Food doesn’t have to fancy to be good for you. You don’t have to add chia seeds to everything. You don’t have to use hard-to-find ingredients. You don’t have to have fancy “nut butters” on hand, if all you have on the shelf is peanut butter – it’s okay.

And, you don’t have to tell your guests that your party spread is “healthy for them”! Here are my tried and true tips to healthy eating, and a good life:

  • Think green! Sometimes the side dishes all end up starchy and white. If you are serving a rich lasagna or a beef roast, along with a rich potato dish, keep the vegetable simple. There’s no need for extra sauce or cream – just simply roast or steam a fresh veggie. Plan a spinach salad, fresh green beans, or a simple side of roasted broccoli – Trim two large heads of broccoli (or more – one large head of broccoli can serve 2-3 people) – cut the stem, and break into florets. Put the florets onto a rimmed baking sheet and drizzle with 1-2 tablespoons of olive oil blend and a pinch of salt and pepper (or your favorite garlic herb blend). Roast at 400 degrees for 20 minutes. Transfer to serving bowl.

    I combined broccoli with cauliflower florets and chopped red pepper and sliced yellow squash. It’s all delicious roasted!

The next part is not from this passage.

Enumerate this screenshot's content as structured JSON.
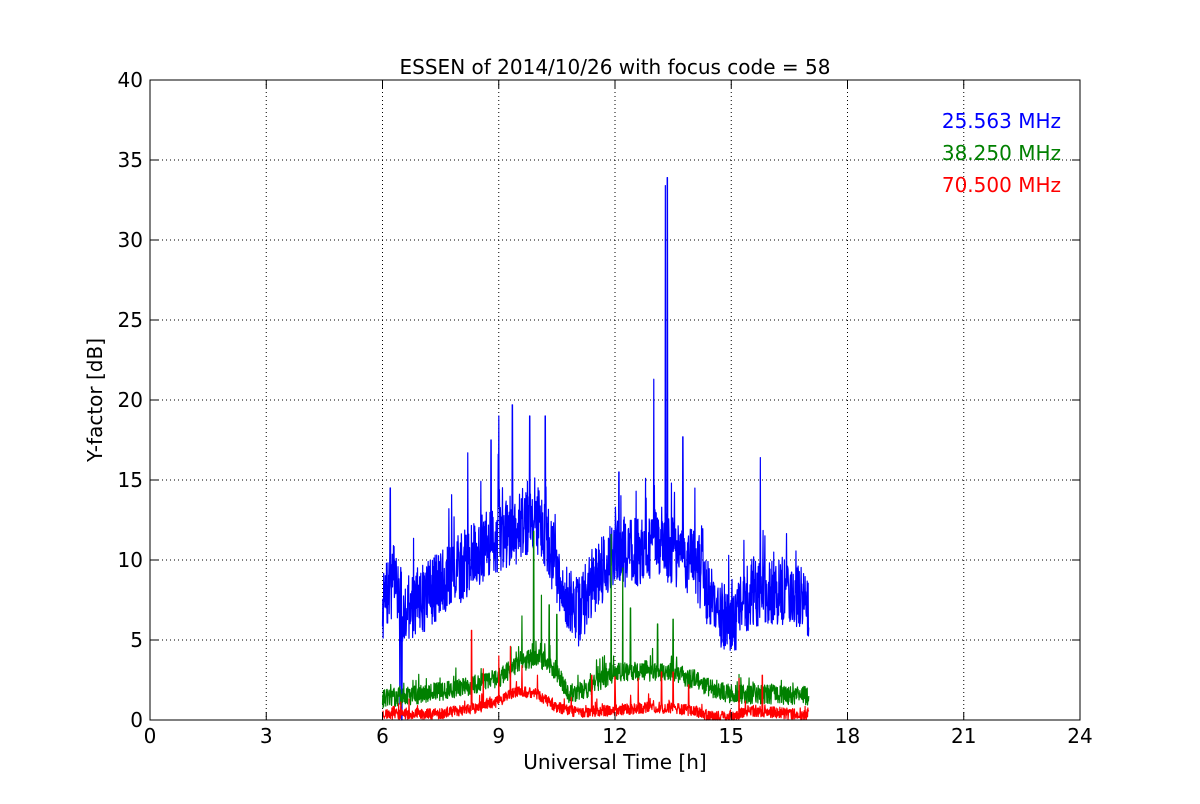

  • Find more ways to use vegetables. It’s really simple to amp up the taste and nutrition of a recipe or dish with a little bit of tomatoes, thinly sliced onion, and zucchini. Cut the zucchini in half longways, then slice (or quarter and slice). Drizzle some olive oil in a pan over medium heat, add zucchini and cook for 5 minutes (don’t overcook it!), then add fresh sliced grape tomatoes, and sliced onion. Cook until the onion is translucent. Top pasta or baked fish with this, or use as a side dish. 
  • Put some healthy appetizers out before dinner. Include raw vegetables, olives, fruit, nuts. If you are cutting down on carbs, use thin cucumber slices as an alternative to crackers for spreads, and try pear or apple slices to pair with cheese. You can still put out a bowl of crackers, but the veggies and fruit will give your guests options.
  • Get over the avocado. Some folks go a little overboard with those 250 calorie avocados. Subbing butter with avocado isn’t going to help your overall dietary patterns all on its own.
  • There is a “high fat low carb” trend happening, but for most people, fat is going to add a lot of extra calories to your diet. Unless it’s a baked good, most recipes that call for a whole stick of butter can get by with half. This adds up. Since a holiday meal may have rack up 1500 calories, it does help if each side dish has 75 less calories.
  • Enjoy fruit for dessert. Hey, I love a good homemade cookie, but instead of finishing every holiday meal with cake or cookies, try poaching a pear, or just serving some fresh sliced fruit with a good sharp cheese at the end of a meal. Try my colleague Ellie Krieger’s easy red wine poached pears recipe. 

It’s totally okay to splurge on special treats over the holidays, but you also want to keep your diet and lifestyle as balanced as possible – which means curbing the sugar sometimes, drinking alcohol in moderation, and keeping your exercise routine on point.

Happy holidays to you and yours. Enjoy a balanced life!